# YOUR TASK:
Wherever the string "icon" appears in the entries below, return the line that holds it.

Excerpts from a dataset
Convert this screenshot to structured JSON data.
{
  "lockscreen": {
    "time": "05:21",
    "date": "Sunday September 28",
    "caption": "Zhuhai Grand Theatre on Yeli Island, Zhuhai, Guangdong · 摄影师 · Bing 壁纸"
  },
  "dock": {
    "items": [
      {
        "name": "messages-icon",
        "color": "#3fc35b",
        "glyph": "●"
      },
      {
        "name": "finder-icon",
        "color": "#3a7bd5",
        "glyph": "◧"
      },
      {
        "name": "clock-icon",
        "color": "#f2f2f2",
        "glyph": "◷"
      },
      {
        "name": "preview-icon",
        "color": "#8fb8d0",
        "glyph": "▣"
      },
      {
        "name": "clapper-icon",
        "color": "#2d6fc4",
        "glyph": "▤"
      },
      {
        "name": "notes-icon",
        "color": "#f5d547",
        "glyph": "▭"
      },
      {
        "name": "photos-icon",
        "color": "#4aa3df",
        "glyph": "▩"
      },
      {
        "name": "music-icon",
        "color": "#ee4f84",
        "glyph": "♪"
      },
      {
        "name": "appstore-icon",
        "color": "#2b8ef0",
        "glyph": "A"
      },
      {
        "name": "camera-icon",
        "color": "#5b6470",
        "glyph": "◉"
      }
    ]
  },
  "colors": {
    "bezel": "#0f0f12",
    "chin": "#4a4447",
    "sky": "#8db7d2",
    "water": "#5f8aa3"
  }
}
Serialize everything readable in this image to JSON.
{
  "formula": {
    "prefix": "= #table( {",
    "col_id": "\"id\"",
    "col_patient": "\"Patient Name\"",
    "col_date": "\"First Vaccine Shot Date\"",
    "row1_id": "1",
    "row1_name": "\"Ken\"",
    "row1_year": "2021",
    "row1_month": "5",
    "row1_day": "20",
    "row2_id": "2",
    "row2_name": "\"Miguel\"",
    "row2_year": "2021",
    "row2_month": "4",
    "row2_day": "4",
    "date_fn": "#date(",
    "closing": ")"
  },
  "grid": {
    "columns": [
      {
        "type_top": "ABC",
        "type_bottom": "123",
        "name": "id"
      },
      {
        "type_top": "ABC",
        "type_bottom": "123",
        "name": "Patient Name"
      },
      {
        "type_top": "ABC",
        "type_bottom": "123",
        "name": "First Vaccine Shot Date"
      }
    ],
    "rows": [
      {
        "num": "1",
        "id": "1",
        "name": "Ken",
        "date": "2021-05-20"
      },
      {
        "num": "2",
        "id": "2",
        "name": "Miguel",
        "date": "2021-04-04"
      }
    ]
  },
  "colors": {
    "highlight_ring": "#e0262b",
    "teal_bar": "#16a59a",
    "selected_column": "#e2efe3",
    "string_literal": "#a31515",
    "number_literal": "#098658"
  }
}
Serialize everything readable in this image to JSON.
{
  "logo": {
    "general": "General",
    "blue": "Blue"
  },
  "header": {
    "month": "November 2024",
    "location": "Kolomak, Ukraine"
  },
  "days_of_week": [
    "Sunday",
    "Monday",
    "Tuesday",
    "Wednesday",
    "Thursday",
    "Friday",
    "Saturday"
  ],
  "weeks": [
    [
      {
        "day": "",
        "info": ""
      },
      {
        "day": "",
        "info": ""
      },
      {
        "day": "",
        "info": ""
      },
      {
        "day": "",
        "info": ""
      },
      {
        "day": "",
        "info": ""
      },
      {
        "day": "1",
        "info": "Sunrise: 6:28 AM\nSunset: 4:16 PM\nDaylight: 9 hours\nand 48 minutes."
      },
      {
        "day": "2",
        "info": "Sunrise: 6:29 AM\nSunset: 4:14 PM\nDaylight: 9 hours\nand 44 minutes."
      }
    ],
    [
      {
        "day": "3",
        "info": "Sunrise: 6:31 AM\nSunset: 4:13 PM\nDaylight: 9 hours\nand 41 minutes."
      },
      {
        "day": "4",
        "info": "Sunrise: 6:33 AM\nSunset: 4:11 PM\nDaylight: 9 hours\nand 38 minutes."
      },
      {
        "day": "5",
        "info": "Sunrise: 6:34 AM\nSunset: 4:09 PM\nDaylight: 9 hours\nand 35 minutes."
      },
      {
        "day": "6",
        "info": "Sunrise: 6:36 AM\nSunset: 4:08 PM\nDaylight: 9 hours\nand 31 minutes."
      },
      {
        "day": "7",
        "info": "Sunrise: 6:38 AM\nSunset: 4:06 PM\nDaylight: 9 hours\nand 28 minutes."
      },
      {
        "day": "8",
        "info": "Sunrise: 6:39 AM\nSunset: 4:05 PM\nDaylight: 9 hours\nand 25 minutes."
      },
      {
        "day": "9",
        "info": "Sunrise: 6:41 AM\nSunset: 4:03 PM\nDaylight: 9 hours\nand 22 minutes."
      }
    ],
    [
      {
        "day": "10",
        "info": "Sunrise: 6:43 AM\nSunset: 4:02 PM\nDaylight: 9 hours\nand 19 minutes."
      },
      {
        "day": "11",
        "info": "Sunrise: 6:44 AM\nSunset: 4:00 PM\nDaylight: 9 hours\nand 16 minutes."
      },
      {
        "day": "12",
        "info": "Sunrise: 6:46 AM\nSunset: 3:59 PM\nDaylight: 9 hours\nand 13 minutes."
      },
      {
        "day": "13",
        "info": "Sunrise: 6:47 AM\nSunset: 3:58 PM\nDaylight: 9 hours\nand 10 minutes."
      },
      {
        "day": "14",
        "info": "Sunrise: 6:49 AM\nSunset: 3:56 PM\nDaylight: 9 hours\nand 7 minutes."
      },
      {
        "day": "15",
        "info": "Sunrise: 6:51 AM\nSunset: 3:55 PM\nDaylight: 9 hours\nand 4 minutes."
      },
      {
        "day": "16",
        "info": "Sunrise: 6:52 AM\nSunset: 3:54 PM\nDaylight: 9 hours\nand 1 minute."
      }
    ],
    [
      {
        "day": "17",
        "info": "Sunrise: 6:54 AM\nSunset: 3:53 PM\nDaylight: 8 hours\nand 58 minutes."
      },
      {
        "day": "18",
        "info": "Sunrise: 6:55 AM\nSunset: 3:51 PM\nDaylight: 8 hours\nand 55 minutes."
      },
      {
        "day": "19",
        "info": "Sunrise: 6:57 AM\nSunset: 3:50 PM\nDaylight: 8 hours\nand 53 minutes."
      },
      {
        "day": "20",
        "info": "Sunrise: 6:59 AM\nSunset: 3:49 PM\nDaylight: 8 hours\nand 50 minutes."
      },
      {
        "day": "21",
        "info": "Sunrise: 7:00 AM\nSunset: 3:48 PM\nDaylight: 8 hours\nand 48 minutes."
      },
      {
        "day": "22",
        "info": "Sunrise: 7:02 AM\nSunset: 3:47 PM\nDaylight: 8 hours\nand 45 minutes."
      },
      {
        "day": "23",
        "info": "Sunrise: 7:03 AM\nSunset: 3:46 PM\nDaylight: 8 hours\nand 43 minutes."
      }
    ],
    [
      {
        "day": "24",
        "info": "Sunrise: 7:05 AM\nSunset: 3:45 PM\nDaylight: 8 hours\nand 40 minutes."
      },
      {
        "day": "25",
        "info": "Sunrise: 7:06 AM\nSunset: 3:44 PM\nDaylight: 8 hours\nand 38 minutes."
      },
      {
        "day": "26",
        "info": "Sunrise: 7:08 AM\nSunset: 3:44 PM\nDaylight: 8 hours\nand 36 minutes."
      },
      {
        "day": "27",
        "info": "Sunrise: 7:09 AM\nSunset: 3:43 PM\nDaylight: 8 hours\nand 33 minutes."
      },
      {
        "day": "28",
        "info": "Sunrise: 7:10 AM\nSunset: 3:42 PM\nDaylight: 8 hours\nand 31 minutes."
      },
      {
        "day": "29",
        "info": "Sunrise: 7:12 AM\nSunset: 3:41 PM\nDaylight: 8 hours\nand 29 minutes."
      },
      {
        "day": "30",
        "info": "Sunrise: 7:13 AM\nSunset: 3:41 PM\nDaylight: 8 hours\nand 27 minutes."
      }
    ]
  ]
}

# ANSWER SPACE:
        "name": "messages-icon",
        "name": "finder-icon",
        "name": "clock-icon",
        "name": "preview-icon",
        "name": "clapper-icon",
        "name": "notes-icon",
        "name": "photos-icon",
        "name": "music-icon",
        "name": "appstore-icon",
        "name": "camera-icon",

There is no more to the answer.